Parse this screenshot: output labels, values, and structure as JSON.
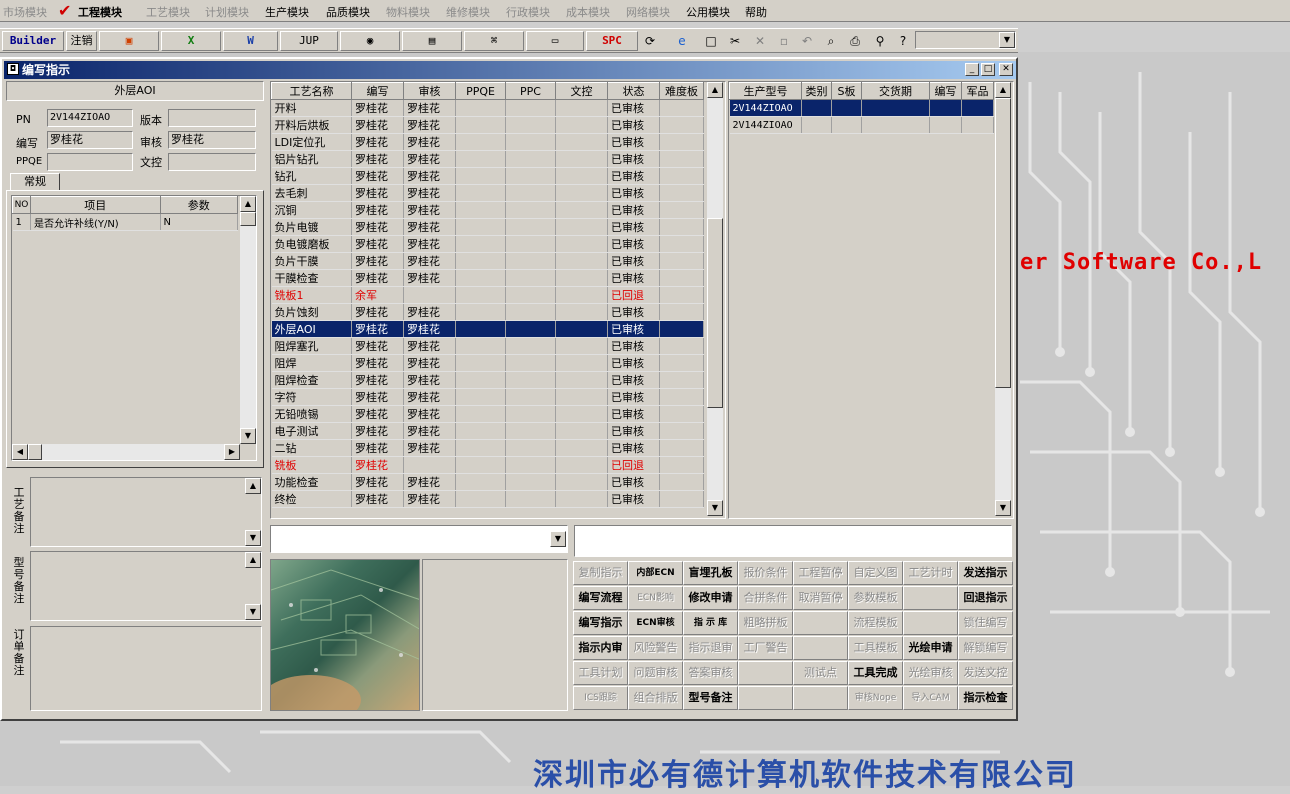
{
  "menu": {
    "items": [
      {
        "label": "市场模块",
        "enabled": false
      },
      {
        "label": "工程模块",
        "enabled": true
      },
      {
        "label": "工艺模块",
        "enabled": false
      },
      {
        "label": "计划模块",
        "enabled": false
      },
      {
        "label": "生产模块",
        "enabled": true
      },
      {
        "label": "品质模块",
        "enabled": true
      },
      {
        "label": "物料模块",
        "enabled": false
      },
      {
        "label": "维修模块",
        "enabled": false
      },
      {
        "label": "行政模块",
        "enabled": false
      },
      {
        "label": "成本模块",
        "enabled": false
      },
      {
        "label": "网络模块",
        "enabled": false
      },
      {
        "label": "公用模块",
        "enabled": true
      },
      {
        "label": "帮助",
        "enabled": true
      }
    ]
  },
  "toolbar": {
    "builder": "Builder",
    "logout": "注销",
    "jup": "JUP",
    "spc": "SPC"
  },
  "window": {
    "title": "编写指示"
  },
  "left": {
    "process_title": "外层AOI",
    "pn_label": "PN",
    "pn_value": "2V144ZIOAO",
    "version_label": "版本",
    "version_value": "",
    "writer_label": "编写",
    "writer_value": "罗桂花",
    "review_label": "审核",
    "review_value": "罗桂花",
    "ppqe_label": "PPQE",
    "ppqe_value": "",
    "wenkong_label": "文控",
    "wenkong_value": "",
    "tab": "常规",
    "params_headers": [
      "NO",
      "项目",
      "参数"
    ],
    "params_rows": [
      {
        "no": "1",
        "item": "是否允许补线(Y/N)",
        "value": "N"
      }
    ],
    "process_note": "工艺备注",
    "model_note": "型号备注",
    "order_note": "订单备注"
  },
  "process": {
    "headers": [
      "工艺名称",
      "编写",
      "审核",
      "PPQE",
      "PPC",
      "文控",
      "状态",
      "难度板"
    ],
    "rows": [
      {
        "name": "开料",
        "writer": "罗桂花",
        "reviewer": "罗桂花",
        "status": "已审核"
      },
      {
        "name": "开料后烘板",
        "writer": "罗桂花",
        "reviewer": "罗桂花",
        "status": "已审核"
      },
      {
        "name": "LDI定位孔",
        "writer": "罗桂花",
        "reviewer": "罗桂花",
        "status": "已审核"
      },
      {
        "name": "铝片钻孔",
        "writer": "罗桂花",
        "reviewer": "罗桂花",
        "status": "已审核"
      },
      {
        "name": "钻孔",
        "writer": "罗桂花",
        "reviewer": "罗桂花",
        "status": "已审核"
      },
      {
        "name": "去毛刺",
        "writer": "罗桂花",
        "reviewer": "罗桂花",
        "status": "已审核"
      },
      {
        "name": "沉铜",
        "writer": "罗桂花",
        "reviewer": "罗桂花",
        "status": "已审核"
      },
      {
        "name": "负片电镀",
        "writer": "罗桂花",
        "reviewer": "罗桂花",
        "status": "已审核"
      },
      {
        "name": "负电镀磨板",
        "writer": "罗桂花",
        "reviewer": "罗桂花",
        "status": "已审核"
      },
      {
        "name": "负片干膜",
        "writer": "罗桂花",
        "reviewer": "罗桂花",
        "status": "已审核"
      },
      {
        "name": "干膜检查",
        "writer": "罗桂花",
        "reviewer": "罗桂花",
        "status": "已审核"
      },
      {
        "name": "铣板1",
        "writer": "余军",
        "reviewer": "",
        "status": "已回退",
        "red": true
      },
      {
        "name": "负片蚀刻",
        "writer": "罗桂花",
        "reviewer": "罗桂花",
        "status": "已审核"
      },
      {
        "name": "外层AOI",
        "writer": "罗桂花",
        "reviewer": "罗桂花",
        "status": "已审核",
        "selected": true
      },
      {
        "name": "阻焊塞孔",
        "writer": "罗桂花",
        "reviewer": "罗桂花",
        "status": "已审核"
      },
      {
        "name": "阻焊",
        "writer": "罗桂花",
        "reviewer": "罗桂花",
        "status": "已审核"
      },
      {
        "name": "阻焊检查",
        "writer": "罗桂花",
        "reviewer": "罗桂花",
        "status": "已审核"
      },
      {
        "name": "字符",
        "writer": "罗桂花",
        "reviewer": "罗桂花",
        "status": "已审核"
      },
      {
        "name": "无铅喷锡",
        "writer": "罗桂花",
        "reviewer": "罗桂花",
        "status": "已审核"
      },
      {
        "name": "电子测试",
        "writer": "罗桂花",
        "reviewer": "罗桂花",
        "status": "已审核"
      },
      {
        "name": "二钻",
        "writer": "罗桂花",
        "reviewer": "罗桂花",
        "status": "已审核"
      },
      {
        "name": "铣板",
        "writer": "罗桂花",
        "reviewer": "",
        "status": "已回退",
        "red": true
      },
      {
        "name": "功能检查",
        "writer": "罗桂花",
        "reviewer": "罗桂花",
        "status": "已审核"
      },
      {
        "name": "终检",
        "writer": "罗桂花",
        "reviewer": "罗桂花",
        "status": "已审核"
      }
    ]
  },
  "models": {
    "headers": [
      "生产型号",
      "类别",
      "S板",
      "交货期",
      "编写",
      "军品"
    ],
    "rows": [
      {
        "model": "2V144ZIOAO",
        "selected": true
      },
      {
        "model": "2V144ZIOAO",
        "selected": false
      }
    ]
  },
  "actions": [
    [
      "复制指示",
      "内部ECN",
      "盲埋孔板",
      "报价条件",
      "工程暂停",
      "自定义图",
      "工艺计时",
      "发送指示"
    ],
    [
      "编写流程",
      "ECN影响",
      "修改申请",
      "合拼条件",
      "取消暂停",
      "参数模板",
      "",
      "回退指示"
    ],
    [
      "编写指示",
      "ECN审核",
      "指 示 库",
      "粗略拼板",
      "",
      "流程模板",
      "",
      "锁住编写"
    ],
    [
      "指示内审",
      "风险警告",
      "指示退审",
      "工厂警告",
      "",
      "工具模板",
      "光绘申请",
      "解锁编写"
    ],
    [
      "工具计划",
      "问题审核",
      "答案审核",
      "",
      "测试点",
      "工具完成",
      "光绘审核",
      "发送文控"
    ],
    [
      "ICS跟踪",
      "组合排版",
      "型号备注",
      "",
      "",
      "审核Nope",
      "导入CAM",
      "指示检查"
    ]
  ],
  "actions_enabled": [
    [
      false,
      true,
      true,
      false,
      false,
      false,
      false,
      true
    ],
    [
      true,
      false,
      true,
      false,
      false,
      false,
      false,
      true
    ],
    [
      true,
      true,
      true,
      false,
      false,
      false,
      false,
      false
    ],
    [
      true,
      false,
      false,
      false,
      false,
      false,
      true,
      false
    ],
    [
      false,
      false,
      false,
      false,
      false,
      true,
      false,
      false
    ],
    [
      false,
      false,
      true,
      false,
      false,
      false,
      false,
      true
    ]
  ],
  "background": {
    "brand_text": "er Software Co.,L",
    "company": "深圳市必有德计算机软件技术有限公司"
  }
}
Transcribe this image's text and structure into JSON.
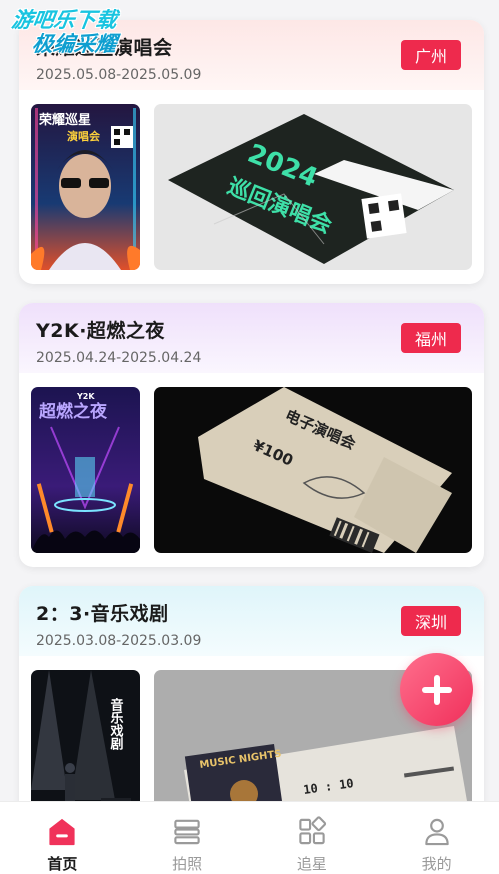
{
  "watermark": {
    "line1": "游吧乐下载",
    "line2": "极编采耀"
  },
  "cards": [
    {
      "title": "荣耀巡星演唱会",
      "date_range": "2025.05.08-2025.05.09",
      "city": "广州",
      "header_color": "#fdeceb"
    },
    {
      "title": "Y2K·超燃之夜",
      "date_range": "2025.04.24-2025.04.24",
      "city": "福州",
      "header_color": "#f2e7fb"
    },
    {
      "title": "2：3·音乐戏剧",
      "date_range": "2025.03.08-2025.03.09",
      "city": "深圳",
      "header_color": "#e4f7fb"
    }
  ],
  "poster_texts": {
    "card1": {
      "poster_title": "荣耀巡星",
      "poster_sub": "演唱会",
      "ticket_year": "2024",
      "ticket_title": "巡回演唱会"
    },
    "card2": {
      "poster_tag": "Y2K",
      "poster_title": "超燃之夜",
      "ticket_title": "电子演唱会",
      "ticket_price": "¥100"
    },
    "card3": {
      "poster_title": "音乐戏剧",
      "ticket_brand": "MUSIC NIGHTS",
      "ticket_time": "10 : 10"
    }
  },
  "fab": {
    "icon": "plus-icon"
  },
  "tabbar": {
    "items": [
      {
        "label": "首页",
        "icon": "home-icon",
        "active": true
      },
      {
        "label": "拍照",
        "icon": "camera-icon",
        "active": false
      },
      {
        "label": "追星",
        "icon": "grid-icon",
        "active": false
      },
      {
        "label": "我的",
        "icon": "user-icon",
        "active": false
      }
    ]
  },
  "colors": {
    "accent": "#ee2a4d",
    "fab_start": "#ff6f8d",
    "fab_end": "#f0305b"
  }
}
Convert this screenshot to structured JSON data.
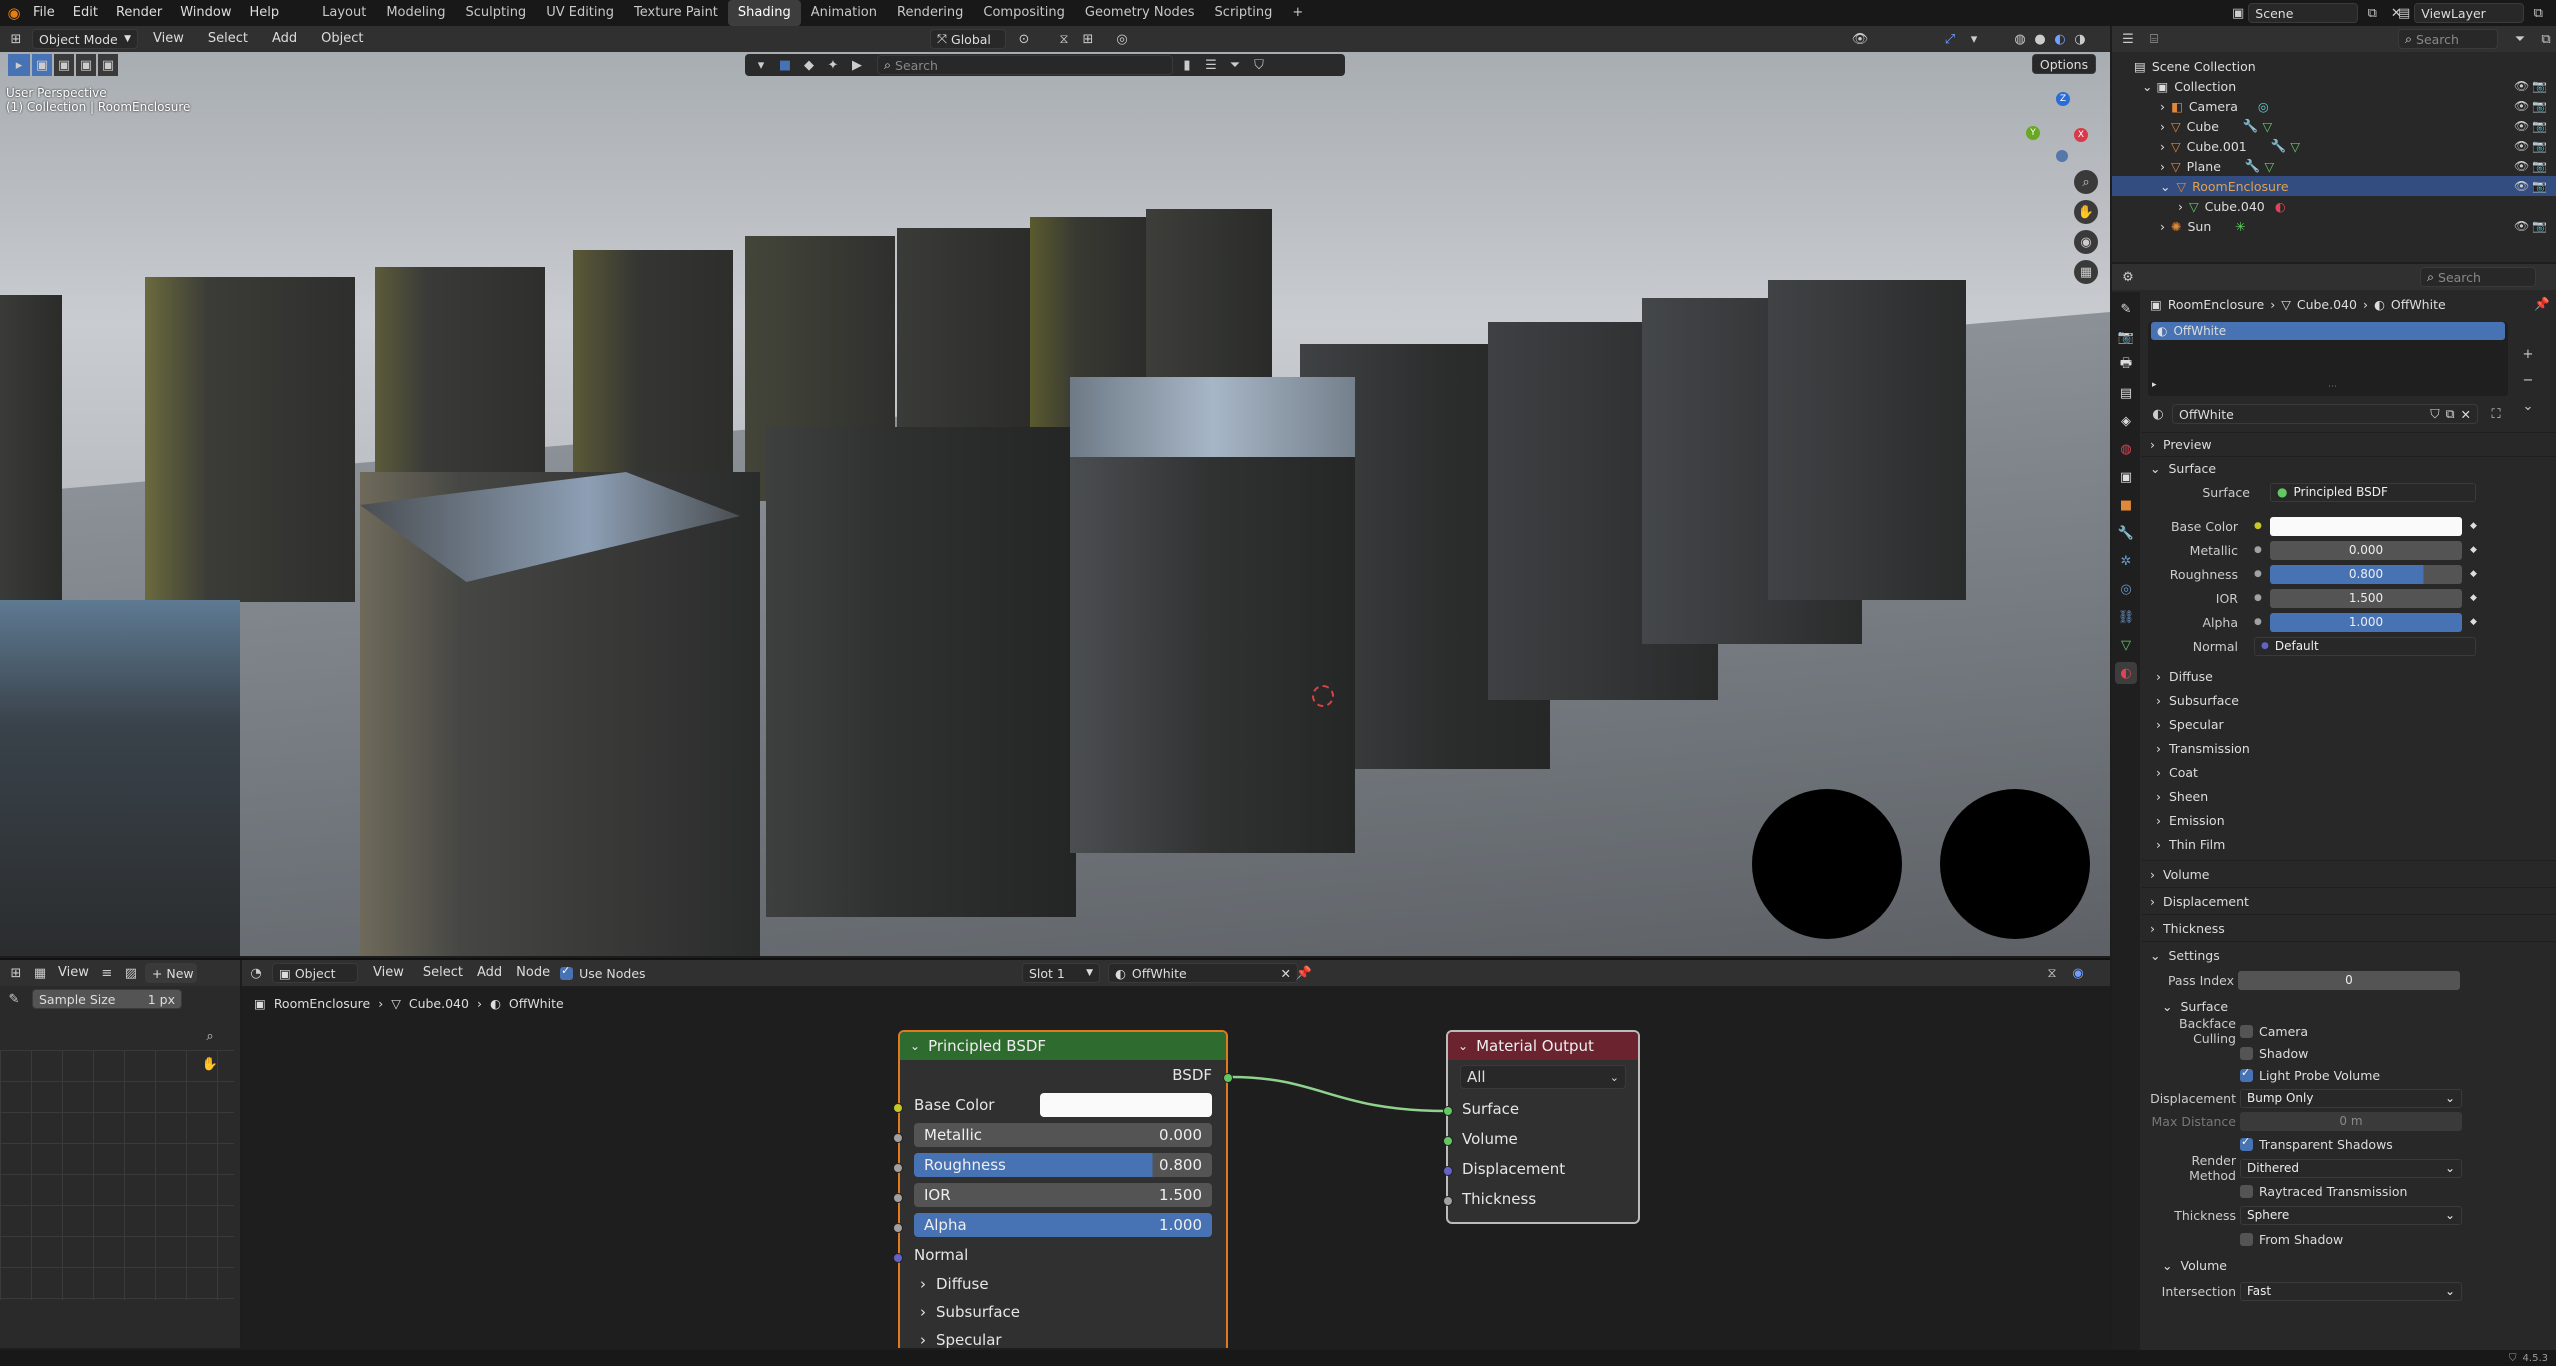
{
  "menu": [
    "File",
    "Edit",
    "Render",
    "Window",
    "Help"
  ],
  "workspaces": [
    "Layout",
    "Modeling",
    "Sculpting",
    "UV Editing",
    "Texture Paint",
    "Shading",
    "Animation",
    "Rendering",
    "Compositing",
    "Geometry Nodes",
    "Scripting"
  ],
  "active_workspace": "Shading",
  "add_workspace": "+",
  "scene": "Scene",
  "view_layer": "ViewLayer",
  "viewport": {
    "mode": "Object Mode",
    "menus": [
      "View",
      "Select",
      "Add",
      "Object"
    ],
    "transform": "Global",
    "options": "Options",
    "search_placeholder": "Search",
    "overlay_line1": "User Perspective",
    "overlay_line2": "(1) Collection | RoomEnclosure"
  },
  "outliner": {
    "search_placeholder": "Search",
    "scene_collection": "Scene Collection",
    "collection": "Collection",
    "items": [
      {
        "name": "Camera",
        "type": "camera"
      },
      {
        "name": "Cube",
        "type": "mesh"
      },
      {
        "name": "Cube.001",
        "type": "mesh"
      },
      {
        "name": "Plane",
        "type": "mesh"
      },
      {
        "name": "RoomEnclosure",
        "type": "mesh",
        "selected": true
      },
      {
        "name": "Cube.040",
        "type": "child"
      },
      {
        "name": "Sun",
        "type": "light"
      }
    ]
  },
  "properties": {
    "search_placeholder": "Search",
    "breadcrumb": [
      "RoomEnclosure",
      "Cube.040",
      "OffWhite"
    ],
    "slot_name": "OffWhite",
    "material_name": "OffWhite",
    "panels_top": [
      "Preview",
      "Surface"
    ],
    "surface_label": "Surface",
    "surface_value": "Principled BSDF",
    "fields": [
      {
        "label": "Base Color",
        "value": ""
      },
      {
        "label": "Metallic",
        "value": "0.000"
      },
      {
        "label": "Roughness",
        "value": "0.800"
      },
      {
        "label": "IOR",
        "value": "1.500"
      },
      {
        "label": "Alpha",
        "value": "1.000"
      }
    ],
    "normal_label": "Normal",
    "normal_value": "Default",
    "subpanels": [
      "Diffuse",
      "Subsurface",
      "Specular",
      "Transmission",
      "Coat",
      "Sheen",
      "Emission",
      "Thin Film"
    ],
    "panels_bottom": [
      "Volume",
      "Displacement",
      "Thickness",
      "Settings"
    ],
    "pass_index_label": "Pass Index",
    "pass_index": "0",
    "settings_surface": "Surface",
    "backface_culling": "Backface Culling",
    "camera": "Camera",
    "shadow": "Shadow",
    "light_probe_volume": "Light Probe Volume",
    "displacement_label": "Displacement",
    "displacement_value": "Bump Only",
    "max_distance_label": "Max Distance",
    "max_distance": "0 m",
    "transparent_shadows": "Transparent Shadows",
    "render_method_label": "Render Method",
    "render_method": "Dithered",
    "raytraced_transmission": "Raytraced Transmission",
    "thickness_label": "Thickness",
    "thickness_value": "Sphere",
    "from_shadow": "From Shadow",
    "volume_sub": "Volume",
    "intersection_label": "Intersection",
    "intersection_value": "Fast"
  },
  "image_editor": {
    "view": "View",
    "new": "New",
    "sample_size_label": "Sample Size",
    "sample_size": "1 px"
  },
  "node_editor": {
    "object": "Object",
    "menus": [
      "View",
      "Select",
      "Add",
      "Node"
    ],
    "use_nodes": "Use Nodes",
    "slot": "Slot 1",
    "material": "OffWhite",
    "breadcrumb": [
      "RoomEnclosure",
      "Cube.040",
      "OffWhite"
    ]
  },
  "bsdf_node": {
    "title": "Principled BSDF",
    "output": "BSDF",
    "base_color": "Base Color",
    "metallic": "Metallic",
    "metallic_value": "0.000",
    "roughness": "Roughness",
    "roughness_value": "0.800",
    "ior": "IOR",
    "ior_value": "1.500",
    "alpha": "Alpha",
    "alpha_value": "1.000",
    "normal": "Normal",
    "sub": [
      "Diffuse",
      "Subsurface",
      "Specular"
    ]
  },
  "output_node": {
    "title": "Material Output",
    "target": "All",
    "inputs": [
      "Surface",
      "Volume",
      "Displacement",
      "Thickness"
    ]
  },
  "status": {
    "version": "4.5.3"
  },
  "colors": {
    "accent": "#4772b3",
    "selected_row": "#334d80",
    "bsdf_header": "#2e6b2e",
    "output_header": "#6b2330"
  }
}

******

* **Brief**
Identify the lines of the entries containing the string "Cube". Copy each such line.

* **Response for this exercise**
        "name": "Cube",
        "name": "Cube.001",
        "name": "Cube.040",
      "Cube.040",
      "Cube.040",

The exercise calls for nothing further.